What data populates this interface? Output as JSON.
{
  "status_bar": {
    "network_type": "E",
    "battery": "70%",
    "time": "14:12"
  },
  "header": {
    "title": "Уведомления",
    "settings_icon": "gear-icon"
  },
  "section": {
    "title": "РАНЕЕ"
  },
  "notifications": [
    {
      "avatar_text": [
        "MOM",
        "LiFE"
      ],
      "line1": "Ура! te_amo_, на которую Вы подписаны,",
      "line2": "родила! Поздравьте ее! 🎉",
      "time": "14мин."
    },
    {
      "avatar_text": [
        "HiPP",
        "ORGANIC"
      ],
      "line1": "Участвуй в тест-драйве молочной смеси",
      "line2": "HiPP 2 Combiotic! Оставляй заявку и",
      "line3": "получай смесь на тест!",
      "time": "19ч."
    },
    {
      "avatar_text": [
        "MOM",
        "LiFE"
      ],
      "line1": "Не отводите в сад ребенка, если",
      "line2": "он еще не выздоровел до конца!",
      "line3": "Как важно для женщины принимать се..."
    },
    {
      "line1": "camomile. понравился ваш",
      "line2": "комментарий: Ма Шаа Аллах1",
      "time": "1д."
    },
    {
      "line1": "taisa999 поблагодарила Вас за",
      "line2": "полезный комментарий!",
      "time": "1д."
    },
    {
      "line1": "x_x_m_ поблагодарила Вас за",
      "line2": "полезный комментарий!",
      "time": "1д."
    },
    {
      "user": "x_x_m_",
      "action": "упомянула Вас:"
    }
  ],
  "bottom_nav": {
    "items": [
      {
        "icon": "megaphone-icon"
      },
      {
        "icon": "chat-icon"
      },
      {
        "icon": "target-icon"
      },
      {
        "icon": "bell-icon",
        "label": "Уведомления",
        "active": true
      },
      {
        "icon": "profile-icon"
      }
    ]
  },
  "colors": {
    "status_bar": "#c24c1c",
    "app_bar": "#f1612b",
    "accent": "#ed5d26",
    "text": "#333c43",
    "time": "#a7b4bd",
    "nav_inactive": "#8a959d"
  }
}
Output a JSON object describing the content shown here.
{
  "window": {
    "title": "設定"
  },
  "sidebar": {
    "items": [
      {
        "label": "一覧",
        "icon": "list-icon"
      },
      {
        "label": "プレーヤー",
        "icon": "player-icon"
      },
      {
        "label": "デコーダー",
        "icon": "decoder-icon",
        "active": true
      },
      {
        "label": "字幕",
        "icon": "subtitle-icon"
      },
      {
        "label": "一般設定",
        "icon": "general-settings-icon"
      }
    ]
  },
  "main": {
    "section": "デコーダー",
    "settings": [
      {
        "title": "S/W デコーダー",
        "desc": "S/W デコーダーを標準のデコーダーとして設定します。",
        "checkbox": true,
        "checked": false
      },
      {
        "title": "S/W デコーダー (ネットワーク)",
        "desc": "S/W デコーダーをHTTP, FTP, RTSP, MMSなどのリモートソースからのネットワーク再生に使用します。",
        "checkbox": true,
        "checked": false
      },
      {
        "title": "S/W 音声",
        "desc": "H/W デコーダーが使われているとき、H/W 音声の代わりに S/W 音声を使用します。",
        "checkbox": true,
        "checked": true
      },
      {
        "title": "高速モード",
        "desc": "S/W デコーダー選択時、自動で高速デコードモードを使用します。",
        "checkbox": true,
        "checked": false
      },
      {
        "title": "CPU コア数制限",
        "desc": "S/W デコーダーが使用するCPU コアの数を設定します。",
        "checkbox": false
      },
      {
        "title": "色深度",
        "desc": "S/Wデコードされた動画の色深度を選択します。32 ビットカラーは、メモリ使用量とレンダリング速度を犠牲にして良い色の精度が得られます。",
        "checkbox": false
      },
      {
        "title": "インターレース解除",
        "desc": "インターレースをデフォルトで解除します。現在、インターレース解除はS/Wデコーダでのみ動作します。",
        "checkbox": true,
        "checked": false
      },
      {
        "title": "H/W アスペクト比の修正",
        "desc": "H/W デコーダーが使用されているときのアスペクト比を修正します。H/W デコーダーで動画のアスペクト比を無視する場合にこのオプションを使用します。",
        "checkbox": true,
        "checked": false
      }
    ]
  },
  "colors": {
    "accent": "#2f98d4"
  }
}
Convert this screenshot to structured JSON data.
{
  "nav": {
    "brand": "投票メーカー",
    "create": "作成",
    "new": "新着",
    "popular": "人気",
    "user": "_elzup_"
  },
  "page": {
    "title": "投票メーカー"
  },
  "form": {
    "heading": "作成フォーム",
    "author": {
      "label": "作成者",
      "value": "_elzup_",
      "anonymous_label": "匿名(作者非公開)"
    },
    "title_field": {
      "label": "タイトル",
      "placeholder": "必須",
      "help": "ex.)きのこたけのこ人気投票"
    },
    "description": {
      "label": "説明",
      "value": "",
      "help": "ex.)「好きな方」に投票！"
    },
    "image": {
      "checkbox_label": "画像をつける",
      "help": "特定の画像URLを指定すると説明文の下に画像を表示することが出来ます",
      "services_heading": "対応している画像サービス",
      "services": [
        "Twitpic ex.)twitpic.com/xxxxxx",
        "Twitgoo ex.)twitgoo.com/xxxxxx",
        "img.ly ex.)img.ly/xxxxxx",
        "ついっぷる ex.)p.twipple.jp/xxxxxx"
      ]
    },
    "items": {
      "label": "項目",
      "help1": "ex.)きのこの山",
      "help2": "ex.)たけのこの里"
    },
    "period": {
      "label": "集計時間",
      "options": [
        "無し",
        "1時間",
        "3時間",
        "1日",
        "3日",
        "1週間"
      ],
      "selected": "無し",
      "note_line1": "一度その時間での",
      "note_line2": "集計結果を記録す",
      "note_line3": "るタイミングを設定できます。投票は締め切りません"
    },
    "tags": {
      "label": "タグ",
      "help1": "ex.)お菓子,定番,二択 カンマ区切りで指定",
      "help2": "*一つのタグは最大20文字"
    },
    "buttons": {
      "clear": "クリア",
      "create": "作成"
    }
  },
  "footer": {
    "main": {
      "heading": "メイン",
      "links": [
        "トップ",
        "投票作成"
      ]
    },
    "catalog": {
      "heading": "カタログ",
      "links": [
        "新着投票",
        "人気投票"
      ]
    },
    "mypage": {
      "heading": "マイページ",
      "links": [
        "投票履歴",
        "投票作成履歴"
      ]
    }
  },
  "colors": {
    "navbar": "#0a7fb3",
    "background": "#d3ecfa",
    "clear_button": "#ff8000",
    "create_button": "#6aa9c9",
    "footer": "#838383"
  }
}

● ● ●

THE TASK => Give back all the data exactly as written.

OUTPUT =>
What data populates this interface? Output as JSON.
{
  "status_bar": {
    "network_type": "E",
    "battery": "70%",
    "time": "14:12"
  },
  "header": {
    "title": "Уведомления",
    "settings_icon": "gear-icon"
  },
  "section": {
    "title": "РАНЕЕ"
  },
  "notifications": [
    {
      "avatar_text": [
        "MOM",
        "LiFE"
      ],
      "line1": "Ура! te_amo_, на которую Вы подписаны,",
      "line2": "родила! Поздравьте ее! 🎉",
      "time": "14мин."
    },
    {
      "avatar_text": [
        "HiPP",
        "ORGANIC"
      ],
      "line1": "Участвуй в тест-драйве молочной смеси",
      "line2": "HiPP 2 Combiotic! Оставляй заявку и",
      "line3": "получай смесь на тест!",
      "time": "19ч."
    },
    {
      "avatar_text": [
        "MOM",
        "LiFE"
      ],
      "line1": "Не отводите в сад ребенка, если",
      "line2": "он еще не выздоровел до конца!",
      "line3": "Как важно для женщины принимать се..."
    },
    {
      "line1": "camomile. понравился ваш",
      "line2": "комментарий: Ма Шаа Аллах1",
      "time": "1д."
    },
    {
      "line1": "taisa999 поблагодарила Вас за",
      "line2": "полезный комментарий!",
      "time": "1д."
    },
    {
      "line1": "x_x_m_ поблагодарила Вас за",
      "line2": "полезный комментарий!",
      "time": "1д."
    },
    {
      "user": "x_x_m_",
      "action": "упомянула Вас:"
    }
  ],
  "bottom_nav": {
    "items": [
      {
        "icon": "megaphone-icon"
      },
      {
        "icon": "chat-icon"
      },
      {
        "icon": "target-icon"
      },
      {
        "icon": "bell-icon",
        "label": "Уведомления",
        "active": true
      },
      {
        "icon": "profile-icon"
      }
    ]
  },
  "colors": {
    "status_bar": "#c24c1c",
    "app_bar": "#f1612b",
    "accent": "#ed5d26",
    "text": "#333c43",
    "time": "#a7b4bd",
    "nav_inactive": "#8a959d"
  }
}
Output a JSON object describing the content shown here.
{
  "window": {
    "title": "設定"
  },
  "sidebar": {
    "items": [
      {
        "label": "一覧",
        "icon": "list-icon"
      },
      {
        "label": "プレーヤー",
        "icon": "player-icon"
      },
      {
        "label": "デコーダー",
        "icon": "decoder-icon",
        "active": true
      },
      {
        "label": "字幕",
        "icon": "subtitle-icon"
      },
      {
        "label": "一般設定",
        "icon": "general-settings-icon"
      }
    ]
  },
  "main": {
    "section": "デコーダー",
    "settings": [
      {
        "title": "S/W デコーダー",
        "desc": "S/W デコーダーを標準のデコーダーとして設定します。",
        "checkbox": true,
        "checked": false
      },
      {
        "title": "S/W デコーダー (ネットワーク)",
        "desc": "S/W デコーダーをHTTP, FTP, RTSP, MMSなどのリモートソースからのネットワーク再生に使用します。",
        "checkbox": true,
        "checked": false
      },
      {
        "title": "S/W 音声",
        "desc": "H/W デコーダーが使われているとき、H/W 音声の代わりに S/W 音声を使用します。",
        "checkbox": true,
        "checked": true
      },
      {
        "title": "高速モード",
        "desc": "S/W デコーダー選択時、自動で高速デコードモードを使用します。",
        "checkbox": true,
        "checked": false
      },
      {
        "title": "CPU コア数制限",
        "desc": "S/W デコーダーが使用するCPU コアの数を設定します。",
        "checkbox": false
      },
      {
        "title": "色深度",
        "desc": "S/Wデコードされた動画の色深度を選択します。32 ビットカラーは、メモリ使用量とレンダリング速度を犠牲にして良い色の精度が得られます。",
        "checkbox": false
      },
      {
        "title": "インターレース解除",
        "desc": "インターレースをデフォルトで解除します。現在、インターレース解除はS/Wデコーダでのみ動作します。",
        "checkbox": true,
        "checked": false
      },
      {
        "title": "H/W アスペクト比の修正",
        "desc": "H/W デコーダーが使用されているときのアスペクト比を修正します。H/W デコーダーで動画のアスペクト比を無視する場合にこのオプションを使用します。",
        "checkbox": true,
        "checked": false
      }
    ]
  },
  "colors": {
    "accent": "#2f98d4"
  }
}
Convert this screenshot to structured JSON data.
{
  "nav": {
    "brand": "投票メーカー",
    "create": "作成",
    "new": "新着",
    "popular": "人気",
    "user": "_elzup_"
  },
  "page": {
    "title": "投票メーカー"
  },
  "form": {
    "heading": "作成フォーム",
    "author": {
      "label": "作成者",
      "value": "_elzup_",
      "anonymous_label": "匿名(作者非公開)"
    },
    "title_field": {
      "label": "タイトル",
      "placeholder": "必須",
      "help": "ex.)きのこたけのこ人気投票"
    },
    "description": {
      "label": "説明",
      "value": "",
      "help": "ex.)「好きな方」に投票！"
    },
    "image": {
      "checkbox_label": "画像をつける",
      "help": "特定の画像URLを指定すると説明文の下に画像を表示することが出来ます",
      "services_heading": "対応している画像サービス",
      "services": [
        "Twitpic ex.)twitpic.com/xxxxxx",
        "Twitgoo ex.)twitgoo.com/xxxxxx",
        "img.ly ex.)img.ly/xxxxxx",
        "ついっぷる ex.)p.twipple.jp/xxxxxx"
      ]
    },
    "items": {
      "label": "項目",
      "help1": "ex.)きのこの山",
      "help2": "ex.)たけのこの里"
    },
    "period": {
      "label": "集計時間",
      "options": [
        "無し",
        "1時間",
        "3時間",
        "1日",
        "3日",
        "1週間"
      ],
      "selected": "無し",
      "note_line1": "一度その時間での",
      "note_line2": "集計結果を記録す",
      "note_line3": "るタイミングを設定できます。投票は締め切りません"
    },
    "tags": {
      "label": "タグ",
      "help1": "ex.)お菓子,定番,二択 カンマ区切りで指定",
      "help2": "*一つのタグは最大20文字"
    },
    "buttons": {
      "clear": "クリア",
      "create": "作成"
    }
  },
  "footer": {
    "main": {
      "heading": "メイン",
      "links": [
        "トップ",
        "投票作成"
      ]
    },
    "catalog": {
      "heading": "カタログ",
      "links": [
        "新着投票",
        "人気投票"
      ]
    },
    "mypage": {
      "heading": "マイページ",
      "links": [
        "投票履歴",
        "投票作成履歴"
      ]
    }
  },
  "colors": {
    "navbar": "#0a7fb3",
    "background": "#d3ecfa",
    "clear_button": "#ff8000",
    "create_button": "#6aa9c9",
    "footer": "#838383"
  }
}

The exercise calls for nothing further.